Author: Dennis Brown

Students Feature

The University of Notre Dame announced today new strategies for strengthening undergraduate residence hall communities, including incentives for seniors to live on campus and a requirement that first-year, sophomore and junior students live on campus for six semesters.


Based on input from students and extensive discussions with the Board of Trustees, the strategies seek to enhance the University’s long-standing residential mission of forming communities that are inclusive of all members and dedicated to the intellectual, moral and spiritual development of Notre Dame undergraduate students.


“Residential life is a distinct and beloved feature of a Notre Dame undergraduate education, ultimately contributing to the formation of our students in the Catholic, Holy Cross tradition,” said Rev. John I. Jenkins, C.S.C., Notre Dame’s president. “It is my hope that these new approaches will reinforce the crucial role of residential life and our desire to make this experience even more meaningful and attractive for all students.”
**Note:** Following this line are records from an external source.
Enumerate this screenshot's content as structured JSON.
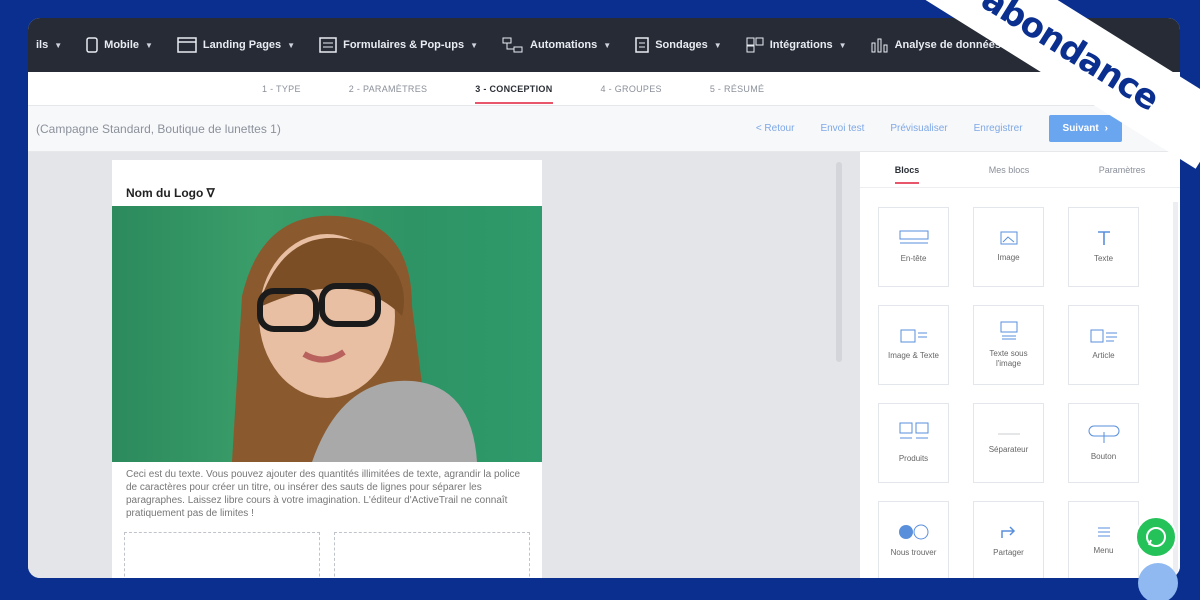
{
  "nav": {
    "items": [
      {
        "label": "ils",
        "icon": "list-icon"
      },
      {
        "label": "Mobile",
        "icon": "mobile-icon"
      },
      {
        "label": "Landing Pages",
        "icon": "page-icon"
      },
      {
        "label": "Formulaires & Pop-ups",
        "icon": "form-icon"
      },
      {
        "label": "Automations",
        "icon": "automation-icon"
      },
      {
        "label": "Sondages",
        "icon": "survey-icon"
      },
      {
        "label": "Intégrations",
        "icon": "integrations-icon"
      },
      {
        "label": "Analyse de données",
        "icon": "chart-icon"
      }
    ]
  },
  "steps": [
    "1 - TYPE",
    "2 - PARAMÈTRES",
    "3 - CONCEPTION",
    "4 - GROUPES",
    "5 - RÉSUMÉ"
  ],
  "toolbar": {
    "campaign": "(Campagne Standard, Boutique de lunettes 1)",
    "back": "< Retour",
    "test": "Envoi test",
    "preview": "Prévisualiser",
    "save": "Enregistrer",
    "next": "Suivant"
  },
  "email": {
    "logo": "Nom du Logo ∇",
    "text": "Ceci est du texte. Vous pouvez ajouter des quantités illimitées de texte, agrandir la police de caractères pour créer un titre, ou insérer des sauts de lignes pour séparer les paragraphes. Laissez libre cours à votre imagination. L'éditeur d'ActiveTrail ne connaît pratiquement pas de limites !"
  },
  "panel": {
    "tabs": [
      "Blocs",
      "Mes blocs",
      "Paramètres"
    ],
    "blocks": [
      {
        "label": "En-tête",
        "icon": "header-icon"
      },
      {
        "label": "Image",
        "icon": "image-icon"
      },
      {
        "label": "Texte",
        "icon": "text-icon"
      },
      {
        "label": "Image & Texte",
        "icon": "image-text-icon"
      },
      {
        "label": "Texte sous l'image",
        "icon": "text-below-image-icon"
      },
      {
        "label": "Article",
        "icon": "article-icon"
      },
      {
        "label": "Produits",
        "icon": "products-icon"
      },
      {
        "label": "Séparateur",
        "icon": "divider-icon"
      },
      {
        "label": "Bouton",
        "icon": "button-icon"
      },
      {
        "label": "Nous trouver",
        "icon": "social-icon"
      },
      {
        "label": "Partager",
        "icon": "share-icon"
      },
      {
        "label": "Menu",
        "icon": "menu-icon"
      }
    ]
  },
  "brand": {
    "name": "abondance",
    "color": "#0a2f8f"
  }
}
Students Feature

With the aspiration that students will choose to stay on campus for four years, the University will soon provide incentives to senior students to live in residence halls. The incentives, shaped by suggestions from students, parents, rectors and University leadership, will range from increased flexibility in meal plans and room picks to additional leadership roles for seniors in the halls. Student Government and student focus groups provided valuable insight into which incentives would be most meaningful to seniors, and conversations about the specifics of each new offering will benefit from continued student feedback through the Hall Presidents’ Council as implementation occurs over the next two to three years.


 “Our residential model is at its best when members of each class year have an active, substantial presence in the hall,” said Erin Hoffmann Harding, vice president for student affairs. “Seniors are crucial mentors within our communities, and the University seeks to recognize the contributions of students who choose to live in the halls all four years.”


In addition to offering incentives to seniors who choose to remain on campus, the University will require future first-year students, sophomores and juniors to live on campus for six semesters.


Consistent with its desire to solidify the residential experience as an essential component of a Notre Dame undergraduate education, the new policy will begin with the matriculating class of 2018 (graduating class of 2022). Study abroad facilitated through Notre Dame International will automatically count toward the fulfillment of the six-semester expectation, with other exceptions considered on an individual basis.


This policy will require additional residence hall space, and the University is actively seeking benefaction for two new halls. The new space will also make it possible for Notre Dame to provide additional on-campus housing to transfer students.


These new undergraduate strategies arrive at a time when the University continues to partner with the local community to ensure safe, affordable and convenient off-campus housing options for its graduate and professional students. With the on-campus University Village and O’Hara-Grace town houses scheduled to close in summer 2018, Notre Dame is preparing referral resources that will better inform and support post-baccalaureate students in their housing search. These referral resources, including a new website search tool, are expected to launch later this semester.

Originally published by Dennis Brown at on September 13, 2017.